It is also being developed for commercial purposes in local and wireless networks.

The stream of information in DSSS is divided into small pieces, each associated with a frequency channel across spectrums. Data signals at transmission points are combined with a higher data rate bit sequence, which divides data based on a spreading ratio. The chipping code in a DSSS is a redundant bit pattern associated with each bit transmitted.

This helps to increase the signal's resistance to interference. If any bits are damaged during transmission, the original data can be recovered due to the redundancy of transmission.

The entire process is performed by multiplying a radio frequency carrier and a pseudo-noise (PN) digital signal. The PN code is modulated onto an information signal using several modulation techniques such as quadrature phase-shift keying (QPSK), binary phase-shift keying (BPSK), etc. A doubly-balanced mixer then multiplies the PN modulated information signal and the RF carrier. Thus, the TF signal is replaced with a bandwidth signal that has a spectral equivalent of the noise signal. The demodulation process mixes or multiplies the PN modulated carrier wave with the incoming RF signal. The result produced is a signal with a maximum value when two signals are correlated. Such a signal is then sent to a BPSK demodulator. Although these signals appear to be noisy in the frequency domain, bandwidth provided by the PN code permits the signal power to drop below the noise threshold without any loss of information.

Fig.: DSSS

Key Takeaways

1. Direct Sequence Spread Spectrum (DSSS) using BPSK modulation, so the first reversing switch introduces 180-degree phase reversals according to a pseudo-random code.

2. DSSS is a spread spectrum modulation technique used for digital signal transmission over airwaves. It was originally developed for military use, and employed difficult-to-detect wideband signals to resist jamming attempts.

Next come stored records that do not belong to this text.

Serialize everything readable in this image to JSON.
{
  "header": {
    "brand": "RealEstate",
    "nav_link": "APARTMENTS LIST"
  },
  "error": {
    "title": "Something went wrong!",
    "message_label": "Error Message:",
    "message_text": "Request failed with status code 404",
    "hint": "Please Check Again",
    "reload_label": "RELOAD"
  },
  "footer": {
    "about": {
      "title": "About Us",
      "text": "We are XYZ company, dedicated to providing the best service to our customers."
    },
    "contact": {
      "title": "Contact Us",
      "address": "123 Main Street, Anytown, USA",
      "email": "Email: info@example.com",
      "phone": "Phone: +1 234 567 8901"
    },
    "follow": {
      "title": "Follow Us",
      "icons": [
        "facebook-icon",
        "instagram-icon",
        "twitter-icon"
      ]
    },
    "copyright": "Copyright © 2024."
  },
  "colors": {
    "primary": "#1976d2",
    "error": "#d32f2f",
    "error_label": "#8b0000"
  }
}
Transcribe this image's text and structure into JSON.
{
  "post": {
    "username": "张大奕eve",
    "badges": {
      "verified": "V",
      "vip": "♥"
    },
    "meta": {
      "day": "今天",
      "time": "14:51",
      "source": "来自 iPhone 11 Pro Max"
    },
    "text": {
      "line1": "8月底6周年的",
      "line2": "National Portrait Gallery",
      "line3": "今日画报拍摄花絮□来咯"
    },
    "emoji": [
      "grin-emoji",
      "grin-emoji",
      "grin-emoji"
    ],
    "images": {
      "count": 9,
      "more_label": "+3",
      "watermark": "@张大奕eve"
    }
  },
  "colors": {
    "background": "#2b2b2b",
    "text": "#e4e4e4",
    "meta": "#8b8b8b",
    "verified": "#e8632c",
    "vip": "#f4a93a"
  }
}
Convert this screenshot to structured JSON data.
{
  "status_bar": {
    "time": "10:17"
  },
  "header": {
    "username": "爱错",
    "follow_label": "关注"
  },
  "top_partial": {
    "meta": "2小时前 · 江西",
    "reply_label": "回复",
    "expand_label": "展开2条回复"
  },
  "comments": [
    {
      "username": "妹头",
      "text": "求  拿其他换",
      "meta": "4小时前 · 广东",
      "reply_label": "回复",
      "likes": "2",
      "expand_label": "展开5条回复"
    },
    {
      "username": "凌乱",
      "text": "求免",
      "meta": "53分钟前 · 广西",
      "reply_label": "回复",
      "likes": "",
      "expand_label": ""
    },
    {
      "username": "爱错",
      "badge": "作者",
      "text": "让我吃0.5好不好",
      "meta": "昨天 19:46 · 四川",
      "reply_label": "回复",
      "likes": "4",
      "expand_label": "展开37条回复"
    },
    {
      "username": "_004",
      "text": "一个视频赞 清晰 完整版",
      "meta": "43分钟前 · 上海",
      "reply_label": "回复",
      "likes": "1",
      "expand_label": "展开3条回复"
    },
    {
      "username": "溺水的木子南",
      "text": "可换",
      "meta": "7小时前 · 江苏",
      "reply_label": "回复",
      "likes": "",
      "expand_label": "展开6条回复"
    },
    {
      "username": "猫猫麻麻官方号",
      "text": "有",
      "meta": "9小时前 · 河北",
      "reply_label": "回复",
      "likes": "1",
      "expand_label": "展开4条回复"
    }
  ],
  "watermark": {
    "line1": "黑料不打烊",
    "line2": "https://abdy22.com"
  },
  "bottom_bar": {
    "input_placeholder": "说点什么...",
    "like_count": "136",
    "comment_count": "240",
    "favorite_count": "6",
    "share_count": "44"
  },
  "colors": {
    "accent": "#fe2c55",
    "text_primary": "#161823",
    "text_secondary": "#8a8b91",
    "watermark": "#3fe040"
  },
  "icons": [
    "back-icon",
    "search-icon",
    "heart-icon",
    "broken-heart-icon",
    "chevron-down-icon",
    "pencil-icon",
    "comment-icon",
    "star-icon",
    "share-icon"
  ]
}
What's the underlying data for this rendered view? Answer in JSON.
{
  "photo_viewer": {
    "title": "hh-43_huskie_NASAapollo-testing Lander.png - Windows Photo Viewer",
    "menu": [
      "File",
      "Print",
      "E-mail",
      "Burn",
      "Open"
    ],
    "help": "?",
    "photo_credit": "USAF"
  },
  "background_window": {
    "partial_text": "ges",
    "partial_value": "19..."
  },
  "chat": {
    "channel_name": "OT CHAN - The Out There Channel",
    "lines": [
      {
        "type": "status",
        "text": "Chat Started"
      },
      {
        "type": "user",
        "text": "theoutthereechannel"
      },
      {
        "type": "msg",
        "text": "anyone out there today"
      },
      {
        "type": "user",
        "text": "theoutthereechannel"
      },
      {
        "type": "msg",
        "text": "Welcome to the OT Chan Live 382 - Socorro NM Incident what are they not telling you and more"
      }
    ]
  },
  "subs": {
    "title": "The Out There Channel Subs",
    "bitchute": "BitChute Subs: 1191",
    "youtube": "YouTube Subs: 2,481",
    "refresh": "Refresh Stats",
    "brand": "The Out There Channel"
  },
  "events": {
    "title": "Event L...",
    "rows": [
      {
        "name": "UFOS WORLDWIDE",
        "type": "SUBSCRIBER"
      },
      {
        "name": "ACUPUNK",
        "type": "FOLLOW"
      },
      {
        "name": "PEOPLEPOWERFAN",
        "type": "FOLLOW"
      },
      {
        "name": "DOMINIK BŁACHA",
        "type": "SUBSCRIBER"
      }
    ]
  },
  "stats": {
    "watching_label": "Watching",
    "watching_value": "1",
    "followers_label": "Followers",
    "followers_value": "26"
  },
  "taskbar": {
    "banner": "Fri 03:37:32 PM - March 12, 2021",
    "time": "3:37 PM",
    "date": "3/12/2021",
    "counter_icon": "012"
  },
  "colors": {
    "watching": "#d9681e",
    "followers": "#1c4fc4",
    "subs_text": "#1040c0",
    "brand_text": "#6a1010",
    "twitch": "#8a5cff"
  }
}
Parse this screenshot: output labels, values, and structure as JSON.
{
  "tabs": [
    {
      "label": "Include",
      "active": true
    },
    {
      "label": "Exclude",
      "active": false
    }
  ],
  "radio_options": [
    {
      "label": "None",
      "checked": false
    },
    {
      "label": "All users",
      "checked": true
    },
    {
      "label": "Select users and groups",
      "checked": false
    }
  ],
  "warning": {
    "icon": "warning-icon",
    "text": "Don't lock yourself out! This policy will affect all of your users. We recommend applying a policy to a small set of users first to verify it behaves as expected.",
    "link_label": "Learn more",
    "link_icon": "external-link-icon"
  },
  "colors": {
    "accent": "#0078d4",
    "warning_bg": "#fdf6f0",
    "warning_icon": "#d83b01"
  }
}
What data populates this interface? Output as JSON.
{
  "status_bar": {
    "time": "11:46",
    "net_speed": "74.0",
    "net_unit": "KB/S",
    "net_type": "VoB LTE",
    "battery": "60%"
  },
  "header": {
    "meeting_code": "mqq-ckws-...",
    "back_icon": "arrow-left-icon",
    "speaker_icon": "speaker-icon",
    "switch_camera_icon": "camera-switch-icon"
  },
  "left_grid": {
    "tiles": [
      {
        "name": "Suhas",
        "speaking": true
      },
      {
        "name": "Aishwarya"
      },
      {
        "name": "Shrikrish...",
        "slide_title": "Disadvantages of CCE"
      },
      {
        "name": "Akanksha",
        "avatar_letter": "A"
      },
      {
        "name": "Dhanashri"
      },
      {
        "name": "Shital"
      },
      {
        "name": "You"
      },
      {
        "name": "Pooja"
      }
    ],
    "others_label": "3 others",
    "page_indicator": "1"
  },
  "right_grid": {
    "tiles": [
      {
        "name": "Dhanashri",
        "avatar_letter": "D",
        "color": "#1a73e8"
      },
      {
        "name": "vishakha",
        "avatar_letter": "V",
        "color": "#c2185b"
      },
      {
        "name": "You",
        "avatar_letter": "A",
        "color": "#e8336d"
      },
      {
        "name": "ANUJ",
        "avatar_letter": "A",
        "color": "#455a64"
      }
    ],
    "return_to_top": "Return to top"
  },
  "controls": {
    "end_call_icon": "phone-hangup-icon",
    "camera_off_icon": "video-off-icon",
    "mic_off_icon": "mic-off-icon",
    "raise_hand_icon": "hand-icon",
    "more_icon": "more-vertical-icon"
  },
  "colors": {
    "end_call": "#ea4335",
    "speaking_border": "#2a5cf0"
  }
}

Reference:

1. P Ram krishna Rao, Digital Communication, Mc Graw Hill Publication

2. Ha Nguyen, Ed Shwedyk, ―A First Course in Digital Communication‖, Cambridge

University Press.

3. B P Lathi, Zhi Ding ―Modern Analog and Digital Communication System‖, Oxford

University Press, Fourth Edition.

4. Bernard Sklar, Prabitra Kumar Ray, ―Digital Communications Fundamentals and

Applications‖ Second Edition, Pearson Education

5. Taub, Schilling, ―Principles of Communication System‖, Fourth Edition, McGraw Hill.